Smith appeared in early films for the nascent British film industry, starring in The Bump in 1920 (written by A.A. Milne for the company Minerva Films, which was founded in 1920 by the actor Leslie Howard and his friend and story editor Adrian Brunel). Smith later went to Hollywood where he had a successful career as a character actor playing either officer or gentleman roles. He was also regarded as being the unofficial leader of the British film industry colony in Hollywood, which Sheridan Morley characterised as the Hollywood Raj, a select group of British actors who were seen to be colonising the capital of the film business in the 1930s. Other film stars considered to be "members" of this select group were David Niven (whom Smith treated like a son), Ronald Colman, Rex Harrison, Robert Coote, Nigel Bruce (whose daughter's wedding he had attended as best man), Leslie Howard (whom Smith had known since working with him on early films in London) and Patric Knowles.
Smith became infamous for expecting his fellow countrymen to report for regular duty at his Hollywood Cricket Club, and anyone who refused was known to "incur his displeasure". Fiercely patriotic, Smith became openly critical of the British actors of enlistment age who did not return to fight after the outbreak of World War II in 1939. Smith loved playing on his status as Hollywood's "Englishman in Residence". His bushy eyebrows, beady eyes, handlebar moustache and height of 6'4" made him one of the most recognisable faces in Hollywood. He starred alongside such screen legends as leading ladies Greta Garbo, Elizabeth Taylor, Vivien Leigh and actors Clark Gable, Laurence Olivier, Ronald Colman,Maurice Chevalier and Gary Cooper. His films include such classics as The Prisoner of Zenda (1937) mentioned above, The Four Feathers (1939), Dr. Jekyll and Mr. Hyde (1941), and And Then There Were None (1945) in which he played General Mandrake.
Commander McBragg in the TV cartoon Tennessee Tuxedo and His Tales is a parody of him. The cartoon character also appears in The Simpsons episode "The Seemingly Never-Ending Story".
Smith died from pneumonia in Beverly Hills in 1948, aged 85. His body was cremated and nine months later, in accordance with his wishes, his ashes were returned to England and interred in his mother's grave at St Leonard's churchyard in Hove, Sussex.
Smith has a star on the Hollywood Walk of Fame

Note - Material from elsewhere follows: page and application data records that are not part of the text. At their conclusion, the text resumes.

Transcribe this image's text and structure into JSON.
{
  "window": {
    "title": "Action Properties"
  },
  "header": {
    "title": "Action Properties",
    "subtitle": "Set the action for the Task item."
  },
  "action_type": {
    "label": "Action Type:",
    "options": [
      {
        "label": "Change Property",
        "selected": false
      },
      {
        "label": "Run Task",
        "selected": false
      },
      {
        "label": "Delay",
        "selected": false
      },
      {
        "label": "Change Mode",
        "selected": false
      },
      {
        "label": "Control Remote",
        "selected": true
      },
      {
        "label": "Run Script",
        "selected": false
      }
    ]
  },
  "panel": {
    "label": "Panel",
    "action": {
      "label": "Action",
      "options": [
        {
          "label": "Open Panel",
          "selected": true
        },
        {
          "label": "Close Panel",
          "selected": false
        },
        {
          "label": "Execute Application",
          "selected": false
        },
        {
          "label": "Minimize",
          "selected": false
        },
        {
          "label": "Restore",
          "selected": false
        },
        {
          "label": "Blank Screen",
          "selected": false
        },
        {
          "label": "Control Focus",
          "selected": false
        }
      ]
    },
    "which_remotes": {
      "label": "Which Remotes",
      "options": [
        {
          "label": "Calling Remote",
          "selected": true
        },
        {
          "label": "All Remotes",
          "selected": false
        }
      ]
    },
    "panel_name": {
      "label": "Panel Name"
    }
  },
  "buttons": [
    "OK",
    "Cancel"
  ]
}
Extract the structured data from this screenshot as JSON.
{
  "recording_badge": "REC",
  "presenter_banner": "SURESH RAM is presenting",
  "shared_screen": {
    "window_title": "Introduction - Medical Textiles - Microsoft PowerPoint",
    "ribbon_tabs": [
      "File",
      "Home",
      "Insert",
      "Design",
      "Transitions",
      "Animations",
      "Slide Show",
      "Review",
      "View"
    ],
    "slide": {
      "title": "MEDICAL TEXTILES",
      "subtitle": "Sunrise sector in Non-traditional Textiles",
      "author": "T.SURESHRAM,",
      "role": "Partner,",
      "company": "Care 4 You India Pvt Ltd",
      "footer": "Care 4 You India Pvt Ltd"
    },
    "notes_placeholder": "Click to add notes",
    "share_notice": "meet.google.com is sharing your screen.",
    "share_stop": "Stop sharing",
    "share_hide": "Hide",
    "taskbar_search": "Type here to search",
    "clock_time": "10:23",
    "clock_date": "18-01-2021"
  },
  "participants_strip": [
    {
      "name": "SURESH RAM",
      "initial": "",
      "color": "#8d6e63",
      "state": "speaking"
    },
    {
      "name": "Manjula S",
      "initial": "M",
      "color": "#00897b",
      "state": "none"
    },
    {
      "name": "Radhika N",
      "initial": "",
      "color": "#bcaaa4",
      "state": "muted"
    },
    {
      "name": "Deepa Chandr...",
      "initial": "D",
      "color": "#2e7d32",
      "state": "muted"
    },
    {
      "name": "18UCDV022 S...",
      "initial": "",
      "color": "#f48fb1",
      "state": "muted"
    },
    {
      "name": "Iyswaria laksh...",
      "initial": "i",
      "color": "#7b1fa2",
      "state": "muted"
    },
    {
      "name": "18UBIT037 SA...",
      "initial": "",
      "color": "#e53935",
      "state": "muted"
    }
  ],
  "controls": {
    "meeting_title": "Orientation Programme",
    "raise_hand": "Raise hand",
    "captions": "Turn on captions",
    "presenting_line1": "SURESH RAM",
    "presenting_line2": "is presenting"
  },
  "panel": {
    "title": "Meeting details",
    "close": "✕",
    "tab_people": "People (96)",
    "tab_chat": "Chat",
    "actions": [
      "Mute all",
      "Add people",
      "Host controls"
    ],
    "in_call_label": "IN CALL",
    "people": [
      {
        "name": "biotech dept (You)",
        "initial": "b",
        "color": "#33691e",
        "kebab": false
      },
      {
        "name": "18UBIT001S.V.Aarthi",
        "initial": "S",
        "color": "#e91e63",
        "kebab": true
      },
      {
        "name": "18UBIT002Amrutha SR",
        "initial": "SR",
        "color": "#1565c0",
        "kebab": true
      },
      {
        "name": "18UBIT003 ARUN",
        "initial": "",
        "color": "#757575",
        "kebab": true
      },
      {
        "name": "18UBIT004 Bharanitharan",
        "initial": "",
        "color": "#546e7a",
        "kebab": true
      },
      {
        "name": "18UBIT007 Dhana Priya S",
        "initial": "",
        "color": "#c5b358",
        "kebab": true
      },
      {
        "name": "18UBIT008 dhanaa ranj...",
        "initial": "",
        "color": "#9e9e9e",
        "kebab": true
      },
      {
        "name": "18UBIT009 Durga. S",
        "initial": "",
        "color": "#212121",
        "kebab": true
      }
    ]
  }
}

In 1933, he was on the first board of the Screen Actors Guild.
He was appointed a Commander of the Order of the British Empire (CBE) in 1938, and knighted by King George VI in 1944 for services to Anglo-American amity.